The most unique and enjoyable things about Bloomsburg are the community events, such as the annual Renaissance Jamboree in the spring and the annual Cake and Ice Cream Festival in late summer. The town recently came together to build a playground for toddlers and is currently raising money for a new Kidsburg at the Town Park. It is refreshing to see the town of Bloomsburg come together and enjoy these events.

Neil Strine, Associate Professor, Political Science

Lunchtime Walks
One florist. Two tattoo parlors. Three banks. Four churches. The post office, the Regional Technology Center, the Columbia County Courthouse and more pizza and hoagie shops than I can count. These are just some of the places I pass during lunchtime walks in Bloomsburg.

After a dozen years, my walking buddy and I know the route by heart: College Hill, East Street, Fifth Street, Market Street, Main Street and back up the hill to campus. We see the seasons change as we pass family homes and student rentals, restaurants and bars. We slip into the thrift shop and recycled clothing store looking for bargains. We stop at the farmers market on the Square for cherry tomatoes and kale and admire the formal attire in the bridal shop’s window.
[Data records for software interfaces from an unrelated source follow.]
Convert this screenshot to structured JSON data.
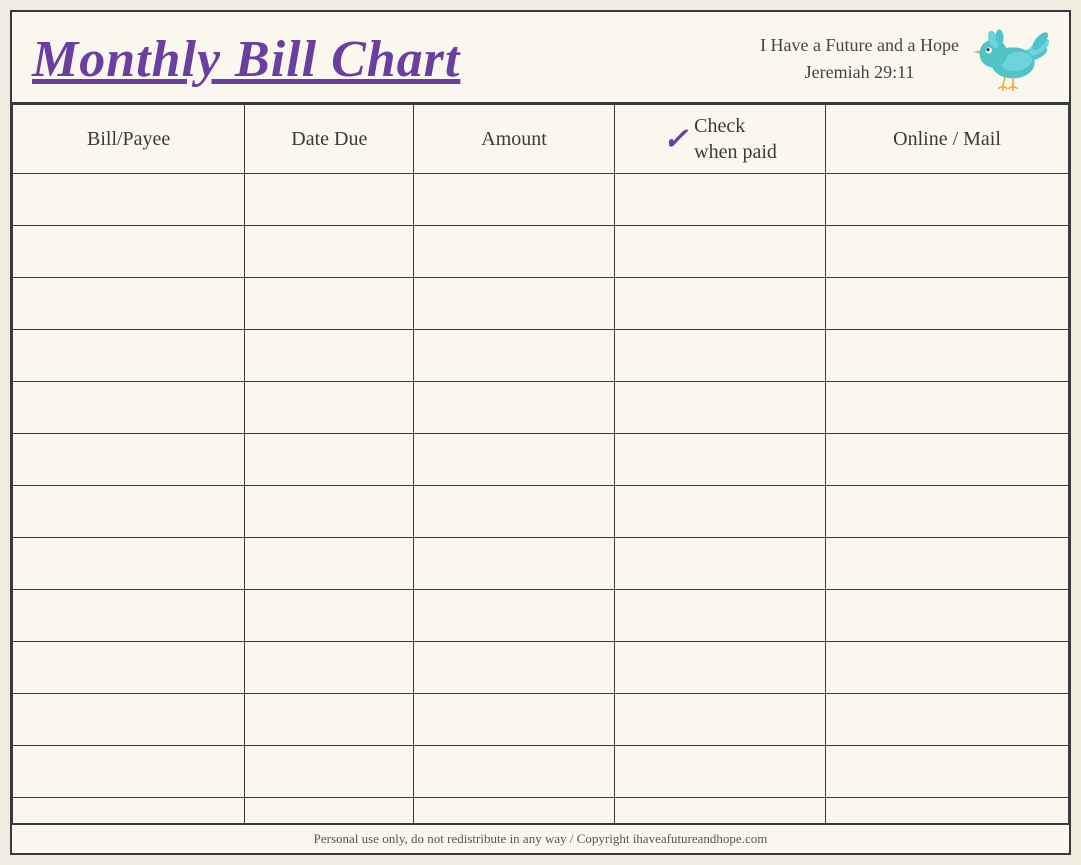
{
  "header": {
    "title": "Monthly Bill Chart",
    "tagline_line1": "I Have a Future and a Hope",
    "tagline_line2": "Jeremiah 29:11"
  },
  "table": {
    "columns": [
      {
        "id": "bill",
        "label": "Bill/Payee"
      },
      {
        "id": "date",
        "label": "Date Due"
      },
      {
        "id": "amount",
        "label": "Amount"
      },
      {
        "id": "check",
        "label_top": "Check",
        "label_bottom": "when paid",
        "checkmark": "✓"
      },
      {
        "id": "online",
        "label": "Online / Mail"
      }
    ],
    "rows": 13
  },
  "footer": {
    "text": "Personal use only, do not redistribute in any way / Copyright ihaveafutureandhope.com"
  }
}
Walking in Bloomsburg is good for the body and clears the mind. It can be as vigorous as any walker wishes or a casual stroll when conversation about families and day-to-day events takes over. On this path, we have lost a few pounds, worn out a few pairs of athletic shoes and nurtured a great friendship. Judging by the number of people we pass along our route each day, we aren’t the only ones.

Bonnie Martin, Editor, Bloomsburg: The University Magazine
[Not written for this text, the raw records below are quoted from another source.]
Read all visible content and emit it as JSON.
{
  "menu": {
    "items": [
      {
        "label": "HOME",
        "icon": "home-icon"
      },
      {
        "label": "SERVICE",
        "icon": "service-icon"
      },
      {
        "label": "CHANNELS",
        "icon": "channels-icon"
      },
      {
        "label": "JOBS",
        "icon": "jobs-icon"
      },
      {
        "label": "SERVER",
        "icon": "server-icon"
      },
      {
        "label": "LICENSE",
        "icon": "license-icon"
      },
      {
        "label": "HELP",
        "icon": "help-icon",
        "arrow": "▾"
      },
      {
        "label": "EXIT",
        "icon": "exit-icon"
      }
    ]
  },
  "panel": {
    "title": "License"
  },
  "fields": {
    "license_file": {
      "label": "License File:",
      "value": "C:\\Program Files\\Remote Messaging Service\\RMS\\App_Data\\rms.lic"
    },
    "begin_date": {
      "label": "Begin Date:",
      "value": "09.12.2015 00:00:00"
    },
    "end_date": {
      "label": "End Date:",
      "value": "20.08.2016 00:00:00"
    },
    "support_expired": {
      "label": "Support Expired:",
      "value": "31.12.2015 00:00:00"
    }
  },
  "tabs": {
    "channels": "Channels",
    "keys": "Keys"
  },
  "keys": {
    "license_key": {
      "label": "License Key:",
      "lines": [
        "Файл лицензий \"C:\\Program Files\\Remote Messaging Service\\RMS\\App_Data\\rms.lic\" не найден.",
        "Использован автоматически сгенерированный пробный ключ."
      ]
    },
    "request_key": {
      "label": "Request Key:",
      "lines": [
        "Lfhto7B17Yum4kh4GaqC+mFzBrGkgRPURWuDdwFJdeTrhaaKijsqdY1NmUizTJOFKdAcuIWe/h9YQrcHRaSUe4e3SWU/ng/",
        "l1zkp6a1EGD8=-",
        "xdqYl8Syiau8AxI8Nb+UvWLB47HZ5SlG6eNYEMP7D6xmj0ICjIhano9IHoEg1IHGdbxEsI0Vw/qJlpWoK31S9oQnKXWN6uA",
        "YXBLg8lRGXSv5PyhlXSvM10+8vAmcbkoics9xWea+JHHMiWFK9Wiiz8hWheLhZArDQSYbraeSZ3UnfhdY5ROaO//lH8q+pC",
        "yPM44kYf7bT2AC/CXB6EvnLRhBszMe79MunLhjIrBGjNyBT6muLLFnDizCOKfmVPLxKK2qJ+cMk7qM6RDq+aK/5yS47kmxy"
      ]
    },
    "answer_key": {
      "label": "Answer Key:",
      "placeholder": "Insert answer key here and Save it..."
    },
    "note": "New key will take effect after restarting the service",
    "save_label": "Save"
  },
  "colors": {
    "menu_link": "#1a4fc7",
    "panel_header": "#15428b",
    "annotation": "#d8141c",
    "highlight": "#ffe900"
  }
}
Simple Stuff
I am from Lock Haven, born and raised. Bloomsburg and Lock Haven are facsimiles of one another. It was a very easy transition to attend there for four years. What is great about each community is really simple:

• Beauty
• Peaceful
• Quality education
• Safety
• Kindness
• People who smile
• People who laugh
• Great place to live and educate
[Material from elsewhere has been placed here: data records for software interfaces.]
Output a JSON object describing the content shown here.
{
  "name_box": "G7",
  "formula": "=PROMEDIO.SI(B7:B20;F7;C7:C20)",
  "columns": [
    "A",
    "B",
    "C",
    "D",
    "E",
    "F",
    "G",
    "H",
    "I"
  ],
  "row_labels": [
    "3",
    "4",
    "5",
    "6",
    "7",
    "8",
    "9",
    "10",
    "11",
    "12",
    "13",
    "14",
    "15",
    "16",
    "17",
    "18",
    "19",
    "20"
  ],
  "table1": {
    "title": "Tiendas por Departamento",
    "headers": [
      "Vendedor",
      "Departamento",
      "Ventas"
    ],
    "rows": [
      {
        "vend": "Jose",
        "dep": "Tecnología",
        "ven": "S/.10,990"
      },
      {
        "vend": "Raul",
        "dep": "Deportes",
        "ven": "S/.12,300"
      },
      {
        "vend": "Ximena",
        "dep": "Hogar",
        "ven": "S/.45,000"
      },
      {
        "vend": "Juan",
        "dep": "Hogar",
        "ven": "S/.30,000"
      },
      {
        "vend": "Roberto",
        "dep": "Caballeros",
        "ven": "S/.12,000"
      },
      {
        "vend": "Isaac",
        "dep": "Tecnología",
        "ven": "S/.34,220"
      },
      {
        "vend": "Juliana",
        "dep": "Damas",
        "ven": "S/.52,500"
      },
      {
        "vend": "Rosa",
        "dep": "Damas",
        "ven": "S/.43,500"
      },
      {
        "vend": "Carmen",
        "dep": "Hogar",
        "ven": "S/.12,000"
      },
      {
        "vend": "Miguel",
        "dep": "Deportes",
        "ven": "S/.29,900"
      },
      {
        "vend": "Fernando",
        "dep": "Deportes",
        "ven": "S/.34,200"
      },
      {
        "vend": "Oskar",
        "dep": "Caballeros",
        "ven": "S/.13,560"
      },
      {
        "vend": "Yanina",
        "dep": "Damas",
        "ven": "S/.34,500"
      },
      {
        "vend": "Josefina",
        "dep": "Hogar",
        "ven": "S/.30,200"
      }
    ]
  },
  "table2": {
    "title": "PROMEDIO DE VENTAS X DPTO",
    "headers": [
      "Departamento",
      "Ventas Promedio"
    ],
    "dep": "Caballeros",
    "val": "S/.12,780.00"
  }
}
Pretty simple stuff.

Rob Emert ’83

Lessons Learned
I came to Bloomsburg a hick from a small town. After four years and two summers, I left with the foundations to become a pre-medicine physics teacher. The town gave me an opportunity to make money to stay in school. Taught me about how to contribute to a town and share the fun of living in a town. I am what I am today because of this town and college (now university).

Donald G. Franklin ’65

Similar posts
  • Backstage Pass: Have Bass, Will Trave... Tom Beaupre measures time in tours, rather than years. Beaupre has been the bass player for Florida Georgia Line’s touring band for the past five years. You can almost see him mentally converting tours to years when asked about the number of shows he’s played with the country duo. “We did 256 shows in 2013. [...]
  • Nickel Rides by Jerry Wemple I. Back in the days when your grandfather’s father, maybe his father, was a young man down at the shore amusement piers or the scruffy city lots over near the wrong side of town, they used to call them nickel rides. Steel boxes jacking up and down, bucking around, make your back feel like it [...]
  • At the Heart of Charm City When Yvonne Wenger ’02 landed her dream job as a reporter with The Baltimore Sun, she couldn’t know she would be at the center of an event that would challenge the nation’s [...]
  • Champion for Student Success Thirty-eight years ago, Irvin Wright fell in love with BU’s Act 101 program. As he retires, he leaves a legacy of students and alumni who say he changed their lives. [...]
  • Connecting in Cameroon More than 23 million people live in the Central African Republic of Cameroon. Only one is recognized as a digital forensics expert. In Cameroon, cybercrime is common, but few judges, police officers or lawyers understand the inner workings of today’s technology and the potential evidence devices contain, says Scott Inch ’86, professor of mathematics, computer science and statistics. Cases have been thrown out of [...]

Winter, 2016

Read the entire Winter 2015 Print Edition online.

President’s Blog

Dr. David Soltz shares his thoughts.

Subscribe to Blog via Email

Enter your email address to subscribe to this blog and receive notifications of new posts by email.